[[ EXTRACTED ENTRIES open ]]

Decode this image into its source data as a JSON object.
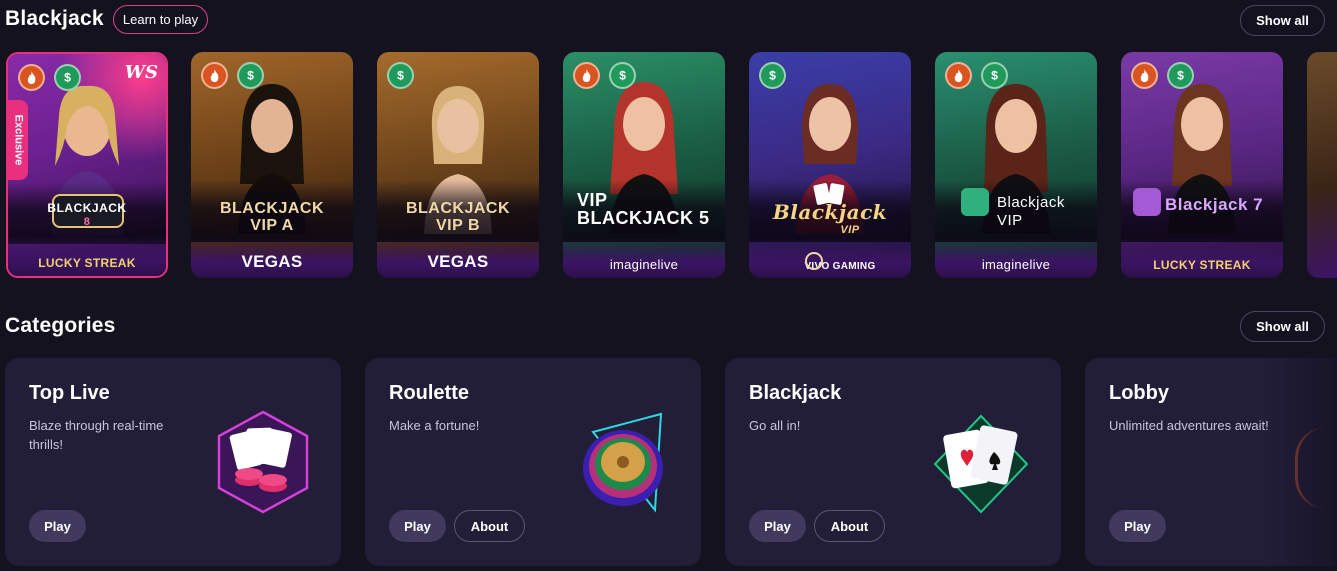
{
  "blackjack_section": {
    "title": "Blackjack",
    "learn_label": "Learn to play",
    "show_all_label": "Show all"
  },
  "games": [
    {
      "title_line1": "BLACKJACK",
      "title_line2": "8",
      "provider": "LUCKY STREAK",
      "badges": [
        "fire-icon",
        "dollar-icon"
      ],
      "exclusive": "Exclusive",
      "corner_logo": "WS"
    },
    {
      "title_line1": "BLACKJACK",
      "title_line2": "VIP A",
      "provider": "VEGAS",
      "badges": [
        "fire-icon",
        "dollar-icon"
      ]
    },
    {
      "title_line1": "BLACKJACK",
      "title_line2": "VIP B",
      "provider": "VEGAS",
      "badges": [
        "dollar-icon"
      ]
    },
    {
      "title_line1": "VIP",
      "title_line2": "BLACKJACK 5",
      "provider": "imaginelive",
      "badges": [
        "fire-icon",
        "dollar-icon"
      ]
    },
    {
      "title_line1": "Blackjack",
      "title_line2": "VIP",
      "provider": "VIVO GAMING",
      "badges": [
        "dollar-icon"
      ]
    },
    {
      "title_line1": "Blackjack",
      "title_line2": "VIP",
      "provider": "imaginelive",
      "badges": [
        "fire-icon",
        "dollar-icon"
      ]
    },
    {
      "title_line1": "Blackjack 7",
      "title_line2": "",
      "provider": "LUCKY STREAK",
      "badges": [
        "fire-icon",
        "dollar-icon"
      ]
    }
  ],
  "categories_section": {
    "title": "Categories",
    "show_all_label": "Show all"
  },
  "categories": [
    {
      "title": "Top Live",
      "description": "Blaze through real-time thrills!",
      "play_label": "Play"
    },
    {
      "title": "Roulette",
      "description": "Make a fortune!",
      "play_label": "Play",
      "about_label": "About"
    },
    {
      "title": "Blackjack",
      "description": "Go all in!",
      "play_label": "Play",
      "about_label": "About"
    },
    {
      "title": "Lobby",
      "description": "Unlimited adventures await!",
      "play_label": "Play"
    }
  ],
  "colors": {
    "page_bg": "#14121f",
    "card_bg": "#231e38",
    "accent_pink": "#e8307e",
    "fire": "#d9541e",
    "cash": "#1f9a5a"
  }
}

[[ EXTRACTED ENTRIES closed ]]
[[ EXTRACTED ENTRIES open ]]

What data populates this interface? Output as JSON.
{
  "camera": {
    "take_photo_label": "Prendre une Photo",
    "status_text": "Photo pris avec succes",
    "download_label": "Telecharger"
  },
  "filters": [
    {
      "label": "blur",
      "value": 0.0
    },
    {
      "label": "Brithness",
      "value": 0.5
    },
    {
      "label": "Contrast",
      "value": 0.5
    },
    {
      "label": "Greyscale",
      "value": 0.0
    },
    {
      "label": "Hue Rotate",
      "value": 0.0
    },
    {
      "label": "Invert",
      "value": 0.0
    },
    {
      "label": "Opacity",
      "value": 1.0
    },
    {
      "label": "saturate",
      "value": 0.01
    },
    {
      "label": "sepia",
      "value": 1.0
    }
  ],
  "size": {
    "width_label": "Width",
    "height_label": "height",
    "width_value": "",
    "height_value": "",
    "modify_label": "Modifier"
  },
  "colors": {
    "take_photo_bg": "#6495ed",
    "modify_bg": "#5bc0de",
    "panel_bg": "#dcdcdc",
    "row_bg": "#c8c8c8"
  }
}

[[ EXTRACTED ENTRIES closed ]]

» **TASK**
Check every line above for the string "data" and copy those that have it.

» **WRITTEN RESPONSE**
Decode this image into its source data as a JSON object.
What data populates this interface? Output as JSON.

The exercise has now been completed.